Task | Below are some records; return each one exactly as written.

─── Data ───

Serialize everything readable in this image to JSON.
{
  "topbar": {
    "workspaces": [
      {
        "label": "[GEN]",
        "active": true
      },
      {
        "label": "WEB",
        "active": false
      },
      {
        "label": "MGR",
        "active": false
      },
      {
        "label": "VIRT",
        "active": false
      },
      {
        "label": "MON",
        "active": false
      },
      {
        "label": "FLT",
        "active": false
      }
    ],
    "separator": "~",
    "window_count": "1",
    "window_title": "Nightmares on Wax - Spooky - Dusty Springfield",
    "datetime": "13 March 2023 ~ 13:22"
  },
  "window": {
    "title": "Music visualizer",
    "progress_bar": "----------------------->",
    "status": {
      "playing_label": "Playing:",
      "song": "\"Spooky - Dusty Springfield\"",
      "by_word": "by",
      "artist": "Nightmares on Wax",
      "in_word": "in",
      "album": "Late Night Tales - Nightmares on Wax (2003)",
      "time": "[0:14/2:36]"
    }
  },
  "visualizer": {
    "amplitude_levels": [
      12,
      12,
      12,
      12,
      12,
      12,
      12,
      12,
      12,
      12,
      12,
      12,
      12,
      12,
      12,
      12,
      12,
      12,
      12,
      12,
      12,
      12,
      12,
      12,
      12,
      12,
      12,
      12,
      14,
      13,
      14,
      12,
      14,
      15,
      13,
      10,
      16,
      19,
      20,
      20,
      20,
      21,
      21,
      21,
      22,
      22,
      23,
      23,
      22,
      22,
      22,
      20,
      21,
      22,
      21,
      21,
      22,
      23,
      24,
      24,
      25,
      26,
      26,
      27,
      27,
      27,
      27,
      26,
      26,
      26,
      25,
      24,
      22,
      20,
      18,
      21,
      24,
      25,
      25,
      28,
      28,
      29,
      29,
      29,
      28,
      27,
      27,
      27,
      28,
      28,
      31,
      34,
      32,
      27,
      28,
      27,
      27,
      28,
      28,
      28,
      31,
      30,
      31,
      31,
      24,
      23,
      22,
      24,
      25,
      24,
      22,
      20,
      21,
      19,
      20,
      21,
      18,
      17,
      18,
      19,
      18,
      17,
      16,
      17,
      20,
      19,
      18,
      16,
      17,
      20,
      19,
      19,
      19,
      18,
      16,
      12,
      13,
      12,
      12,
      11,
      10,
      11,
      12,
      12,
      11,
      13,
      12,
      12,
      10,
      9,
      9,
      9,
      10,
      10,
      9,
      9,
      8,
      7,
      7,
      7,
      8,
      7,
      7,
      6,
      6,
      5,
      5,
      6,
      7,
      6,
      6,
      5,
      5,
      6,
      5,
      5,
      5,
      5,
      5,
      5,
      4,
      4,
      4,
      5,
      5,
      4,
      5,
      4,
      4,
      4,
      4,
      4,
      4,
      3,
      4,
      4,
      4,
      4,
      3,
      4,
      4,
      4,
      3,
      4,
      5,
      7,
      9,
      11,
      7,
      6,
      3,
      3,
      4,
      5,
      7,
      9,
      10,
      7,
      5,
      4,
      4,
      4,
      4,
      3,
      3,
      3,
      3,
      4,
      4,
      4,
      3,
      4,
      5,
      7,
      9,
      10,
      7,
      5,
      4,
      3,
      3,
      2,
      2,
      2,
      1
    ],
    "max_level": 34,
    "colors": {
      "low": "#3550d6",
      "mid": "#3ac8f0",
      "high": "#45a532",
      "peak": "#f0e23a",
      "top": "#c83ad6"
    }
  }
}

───

Reply to the exercise |
Serialize everything readable in this image to JSON.
{
  "topbar": {
    "workspaces": [
      {
        "label": "[GEN]",
        "active": true
      },
      {
        "label": "WEB",
        "active": false
      },
      {
        "label": "MGR",
        "active": false
      },
      {
        "label": "VIRT",
        "active": false
      },
      {
        "label": "MON",
        "active": false
      },
      {
        "label": "FLT",
        "active": false
      }
    ],
    "separator": "~",
    "window_count": "1",
    "window_title": "Nightmares on Wax - Spooky - Dusty Springfield",
    "datetime": "13 March 2023 ~ 13:22"
  },
  "window": {
    "title": "Music visualizer",
    "progress_bar": "----------------------->",
    "status": {
      "playing_label": "Playing:",
      "song": "\"Spooky - Dusty Springfield\"",
      "by_word": "by",
      "artist": "Nightmares on Wax",
      "in_word": "in",
      "album": "Late Night Tales - Nightmares on Wax (2003)",
      "time": "[0:14/2:36]"
    }
  },
  "visualizer": {
    "amplitude_levels": [
      12,
      12,
      12,
      12,
      12,
      12,
      12,
      12,
      12,
      12,
      12,
      12,
      12,
      12,
      12,
      12,
      12,
      12,
      12,
      12,
      12,
      12,
      12,
      12,
      12,
      12,
      12,
      12,
      14,
      13,
      14,
      12,
      14,
      15,
      13,
      10,
      16,
      19,
      20,
      20,
      20,
      21,
      21,
      21,
      22,
      22,
      23,
      23,
      22,
      22,
      22,
      20,
      21,
      22,
      21,
      21,
      22,
      23,
      24,
      24,
      25,
      26,
      26,
      27,
      27,
      27,
      27,
      26,
      26,
      26,
      25,
      24,
      22,
      20,
      18,
      21,
      24,
      25,
      25,
      28,
      28,
      29,
      29,
      29,
      28,
      27,
      27,
      27,
      28,
      28,
      31,
      34,
      32,
      27,
      28,
      27,
      27,
      28,
      28,
      28,
      31,
      30,
      31,
      31,
      24,
      23,
      22,
      24,
      25,
      24,
      22,
      20,
      21,
      19,
      20,
      21,
      18,
      17,
      18,
      19,
      18,
      17,
      16,
      17,
      20,
      19,
      18,
      16,
      17,
      20,
      19,
      19,
      19,
      18,
      16,
      12,
      13,
      12,
      12,
      11,
      10,
      11,
      12,
      12,
      11,
      13,
      12,
      12,
      10,
      9,
      9,
      9,
      10,
      10,
      9,
      9,
      8,
      7,
      7,
      7,
      8,
      7,
      7,
      6,
      6,
      5,
      5,
      6,
      7,
      6,
      6,
      5,
      5,
      6,
      5,
      5,
      5,
      5,
      5,
      5,
      4,
      4,
      4,
      5,
      5,
      4,
      5,
      4,
      4,
      4,
      4,
      4,
      4,
      3,
      4,
      4,
      4,
      4,
      3,
      4,
      4,
      4,
      3,
      4,
      5,
      7,
      9,
      11,
      7,
      6,
      3,
      3,
      4,
      5,
      7,
      9,
      10,
      7,
      5,
      4,
      4,
      4,
      4,
      3,
      3,
      3,
      3,
      4,
      4,
      4,
      3,
      4,
      5,
      7,
      9,
      10,
      7,
      5,
      4,
      3,
      3,
      2,
      2,
      2,
      1
    ],
    "max_level": 34,
    "colors": {
      "low": "#3550d6",
      "mid": "#3ac8f0",
      "high": "#45a532",
      "peak": "#f0e23a",
      "top": "#c83ad6"
    }
  }
}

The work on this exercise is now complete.